For decades, scientists have assumed that the brain circuitry for social behavior has developed over millions of years of evolution and is hardwired at birth. Based on this view of human development, we all start life with the same basic brain wiring, and our uniqueness is built upon that common biological foundation.
That assumption is challenged in a paper released Monday by neuroscientist Lisa Feldman Barrett, who suggests that babies are not born with the circuitry for social behavior. Instead, that circuitry is created during infancy and childhood as the brain wires itself in response to caregivers, culture, and social environment.
“The infant brain is not a miniature adult brain; it needs wiring instructions from the world,” said Barrett, a University Distinguished Professor of Psychology at Northeastern.
The paper, which was co-authored with Barrett’s postdoctoral fellow, Shir Atzil, and researchers from Hebrew University in Jerusalem and the Cedars-Sinai Medical Center in Los Angeles, was published in the journal Nature Human Behaviour.
The paper lays out a new framework for understanding social behavior, which Barrett said could represent a paradigm shift in the field of developmental neuroscience.
“It’s not a single hypothesis, but a whole framework that guides the questions researchers ask, the experiments they perform, and how they interpret data,” she said. “We’re replacing the old framework with a new one that has new and better questions.”
This new framework could have far-reaching implications.
For example, it asserts that human brain circuitry is not identical. The microwiring in each brain is created in response to experiences during infancy and childhood. So a child’s brain will develop differently depending on how attentive her parents are, whether she lives in poverty, and which culture she grows up in.
“Empirical evidence suggests that not all mental and social capacities are universal and deep cultural differences exist between groups,” the authors write. “Emotional and social concepts are environmentally constructed in each culture, and these cultural differences become biologically embedded in brain structure.”
This leads to another significant implication—that childrearing and early childhood experiences are more important than we thought. Not only do early experiences shape our personality and values; they also create the wiring that will govern our perception of the world far into adulthood.
Barrett emphasized that even in the new framework, there are significant commonalities in human brains, regardless of geographic location and social position. One key is that the quality of early life experiences plays a much larger role than commonly thought in the adult health of individuals.
“We’re not all snowflakes,” she said, referring to the notion that no two are alike. “Were more like houses; we can only weather strong storms if we’re built on a solid foundation.”
Growing a social brain
Barrett and her co-authors base their theory on an extensive review of existing research in the fields of brain imaging, brain development, and the neurobiology of social development in animals.
“Taken together, these lines of research [indicate] that the idea we are prewired for social bonding is not well supported by empirical evidence, and there is a need for an alternative theoretical framework,” said Barrett.
This new framework still credits evolution with imbuing the newborn brain with several universal qualities. First is the extraordinarily long time that infants remain dependent on their caregivers. This, in turn, results in a powerful biological incentive for the infant to become attached to those caregivers so they can learn how to survive in the complex social world more effectively.
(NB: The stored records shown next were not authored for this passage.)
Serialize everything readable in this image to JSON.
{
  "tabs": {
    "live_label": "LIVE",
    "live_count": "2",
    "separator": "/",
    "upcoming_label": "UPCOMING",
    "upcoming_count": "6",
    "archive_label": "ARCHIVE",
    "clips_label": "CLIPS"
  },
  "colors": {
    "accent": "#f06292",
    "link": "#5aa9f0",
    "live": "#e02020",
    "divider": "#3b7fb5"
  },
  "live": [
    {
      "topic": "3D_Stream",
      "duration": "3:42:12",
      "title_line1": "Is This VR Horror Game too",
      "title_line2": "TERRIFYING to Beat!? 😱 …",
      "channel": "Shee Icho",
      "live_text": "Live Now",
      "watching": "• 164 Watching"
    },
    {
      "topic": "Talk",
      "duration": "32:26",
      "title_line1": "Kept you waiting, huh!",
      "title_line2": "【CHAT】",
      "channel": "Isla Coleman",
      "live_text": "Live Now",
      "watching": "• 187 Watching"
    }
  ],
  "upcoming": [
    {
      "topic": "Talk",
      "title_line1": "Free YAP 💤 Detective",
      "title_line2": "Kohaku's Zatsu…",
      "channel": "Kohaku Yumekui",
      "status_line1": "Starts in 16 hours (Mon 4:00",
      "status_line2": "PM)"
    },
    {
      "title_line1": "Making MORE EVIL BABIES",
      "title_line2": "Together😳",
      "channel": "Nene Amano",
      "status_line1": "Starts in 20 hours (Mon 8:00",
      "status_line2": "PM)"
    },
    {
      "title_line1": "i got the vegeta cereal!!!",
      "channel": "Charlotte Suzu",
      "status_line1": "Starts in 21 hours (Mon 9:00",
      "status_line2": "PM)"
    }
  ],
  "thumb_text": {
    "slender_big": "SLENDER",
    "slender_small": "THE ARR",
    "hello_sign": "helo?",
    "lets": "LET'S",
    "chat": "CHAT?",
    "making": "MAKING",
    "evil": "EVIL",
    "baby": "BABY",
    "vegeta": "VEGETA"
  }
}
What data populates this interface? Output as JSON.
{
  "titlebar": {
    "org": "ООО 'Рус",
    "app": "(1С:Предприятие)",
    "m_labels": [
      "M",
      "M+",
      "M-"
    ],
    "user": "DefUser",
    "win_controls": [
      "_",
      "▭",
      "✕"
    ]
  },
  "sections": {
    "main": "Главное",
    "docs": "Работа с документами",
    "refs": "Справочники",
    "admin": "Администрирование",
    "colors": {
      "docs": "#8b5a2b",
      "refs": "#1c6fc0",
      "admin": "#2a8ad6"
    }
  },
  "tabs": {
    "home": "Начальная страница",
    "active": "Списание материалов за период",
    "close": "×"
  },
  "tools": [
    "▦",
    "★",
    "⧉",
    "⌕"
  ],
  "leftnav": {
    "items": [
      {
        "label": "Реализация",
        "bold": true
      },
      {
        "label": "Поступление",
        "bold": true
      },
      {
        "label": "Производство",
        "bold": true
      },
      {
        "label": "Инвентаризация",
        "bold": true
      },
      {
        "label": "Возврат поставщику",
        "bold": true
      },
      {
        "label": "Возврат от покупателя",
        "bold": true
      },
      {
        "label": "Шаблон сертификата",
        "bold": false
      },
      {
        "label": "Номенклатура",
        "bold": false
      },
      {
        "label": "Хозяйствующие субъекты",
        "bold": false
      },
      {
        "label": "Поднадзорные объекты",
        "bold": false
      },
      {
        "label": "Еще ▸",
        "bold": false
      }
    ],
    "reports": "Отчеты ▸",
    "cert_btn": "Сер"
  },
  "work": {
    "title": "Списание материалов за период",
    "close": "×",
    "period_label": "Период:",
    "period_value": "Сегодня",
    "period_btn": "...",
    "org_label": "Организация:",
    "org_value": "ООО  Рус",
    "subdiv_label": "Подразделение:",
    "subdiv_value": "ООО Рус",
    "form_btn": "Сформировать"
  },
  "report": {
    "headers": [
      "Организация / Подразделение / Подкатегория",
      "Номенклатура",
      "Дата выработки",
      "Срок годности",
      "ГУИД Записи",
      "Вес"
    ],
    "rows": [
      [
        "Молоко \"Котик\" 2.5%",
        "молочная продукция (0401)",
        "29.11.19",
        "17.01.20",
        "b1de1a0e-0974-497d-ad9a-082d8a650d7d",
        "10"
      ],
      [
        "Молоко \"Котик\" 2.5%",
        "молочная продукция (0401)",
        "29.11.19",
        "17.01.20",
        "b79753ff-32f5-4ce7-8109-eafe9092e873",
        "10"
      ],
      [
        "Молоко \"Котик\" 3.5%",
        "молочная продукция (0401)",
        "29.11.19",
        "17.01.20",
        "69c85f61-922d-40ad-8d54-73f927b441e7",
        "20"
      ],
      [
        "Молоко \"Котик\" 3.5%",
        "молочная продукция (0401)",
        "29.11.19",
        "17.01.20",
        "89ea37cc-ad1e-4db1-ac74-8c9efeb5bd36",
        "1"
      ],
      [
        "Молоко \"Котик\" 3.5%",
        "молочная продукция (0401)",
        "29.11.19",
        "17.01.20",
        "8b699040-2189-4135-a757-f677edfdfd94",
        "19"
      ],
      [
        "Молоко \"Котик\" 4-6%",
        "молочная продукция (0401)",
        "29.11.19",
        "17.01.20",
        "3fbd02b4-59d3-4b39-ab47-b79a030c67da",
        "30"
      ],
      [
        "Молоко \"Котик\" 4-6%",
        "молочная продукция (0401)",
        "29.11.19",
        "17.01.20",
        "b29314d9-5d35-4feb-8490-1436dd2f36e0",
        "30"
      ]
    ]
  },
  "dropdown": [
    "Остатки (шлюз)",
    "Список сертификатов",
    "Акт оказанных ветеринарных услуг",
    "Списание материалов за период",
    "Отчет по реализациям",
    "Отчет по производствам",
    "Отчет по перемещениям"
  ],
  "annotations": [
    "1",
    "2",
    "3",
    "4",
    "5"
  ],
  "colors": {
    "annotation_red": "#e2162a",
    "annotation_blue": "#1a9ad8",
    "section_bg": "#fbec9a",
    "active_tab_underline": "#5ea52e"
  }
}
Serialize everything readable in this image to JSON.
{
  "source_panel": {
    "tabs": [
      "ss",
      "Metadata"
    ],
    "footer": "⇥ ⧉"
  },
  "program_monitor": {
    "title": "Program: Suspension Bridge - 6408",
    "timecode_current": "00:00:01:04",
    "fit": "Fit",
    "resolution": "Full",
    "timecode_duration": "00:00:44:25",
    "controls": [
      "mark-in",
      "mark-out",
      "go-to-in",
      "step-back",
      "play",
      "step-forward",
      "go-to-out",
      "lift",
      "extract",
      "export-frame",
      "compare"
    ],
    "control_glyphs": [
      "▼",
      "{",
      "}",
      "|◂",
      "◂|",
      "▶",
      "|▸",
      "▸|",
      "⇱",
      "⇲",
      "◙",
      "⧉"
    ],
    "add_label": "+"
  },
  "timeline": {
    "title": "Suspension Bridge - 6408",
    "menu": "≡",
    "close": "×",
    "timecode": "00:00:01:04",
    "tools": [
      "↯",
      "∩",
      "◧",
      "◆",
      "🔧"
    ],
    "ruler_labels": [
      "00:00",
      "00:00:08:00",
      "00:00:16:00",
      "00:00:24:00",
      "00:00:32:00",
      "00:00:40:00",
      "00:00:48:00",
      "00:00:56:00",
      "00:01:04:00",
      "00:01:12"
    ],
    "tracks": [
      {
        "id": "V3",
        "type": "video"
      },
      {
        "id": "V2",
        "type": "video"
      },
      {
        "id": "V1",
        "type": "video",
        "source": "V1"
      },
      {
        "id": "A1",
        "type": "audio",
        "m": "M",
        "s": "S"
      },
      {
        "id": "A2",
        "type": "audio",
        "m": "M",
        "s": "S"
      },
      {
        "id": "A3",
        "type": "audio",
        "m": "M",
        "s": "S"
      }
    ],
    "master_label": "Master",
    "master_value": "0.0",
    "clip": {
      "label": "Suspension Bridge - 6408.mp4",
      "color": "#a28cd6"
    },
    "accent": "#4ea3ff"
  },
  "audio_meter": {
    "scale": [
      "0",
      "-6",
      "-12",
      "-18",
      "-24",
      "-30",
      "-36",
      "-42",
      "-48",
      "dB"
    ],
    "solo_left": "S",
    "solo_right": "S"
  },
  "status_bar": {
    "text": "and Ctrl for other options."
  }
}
At the center of this biological survival instinct is a process called allostasis: a sort of biological efficiency that must be achieved in order to survive in a gamut of stressful situations. Allostasis rewards behavior that replenishes energy and, in response to stressors, allocates those resources efficiently. During early development, infants rely on caregivers to maintain allostasis for them by providing the proper food, temperature, and social contact.
Barrett contends that the brain’s primary function is not thinking, but anticipating the needs of the body and meeting those needs before they arrive. This is how allostasis is maintained efficiently.
“Your brain is running a budget for your body,” she said. “Instead of budgeting money, it’s allocating resources like water, salt, and glucose. You can think of your brain as your body’s chief financial officer, moving resources around to achieve the best results.”
Because infants are incapable of doing any of these things on their own, they are entirely dependent on their caregivers. Their survival depends on forming close bonds with those caregivers and eventually learning their way of perceiving and functioning in the world.
As we grow into more independent social beings, maintaining allostasis becomes far more complex and requires a highly sophisticated social brain.
“Humans can never bear their allostatic burden on their own,” said Barrett. “We help each other manage our body budgets, friend to friend, parent to child, partner to partner.”
In the highly interdependent world of humans, no one is an island. To thrive, we need a highly sophisticated social brain, she concludes.
The authors suggest that their new framework for human development has potential implications for understanding health, mental illness, education, and more.
“Early infancy is a critical time for establishing the biology of a healthy mind,” said Barrett. “You’re not born with a social brain—you grow one.”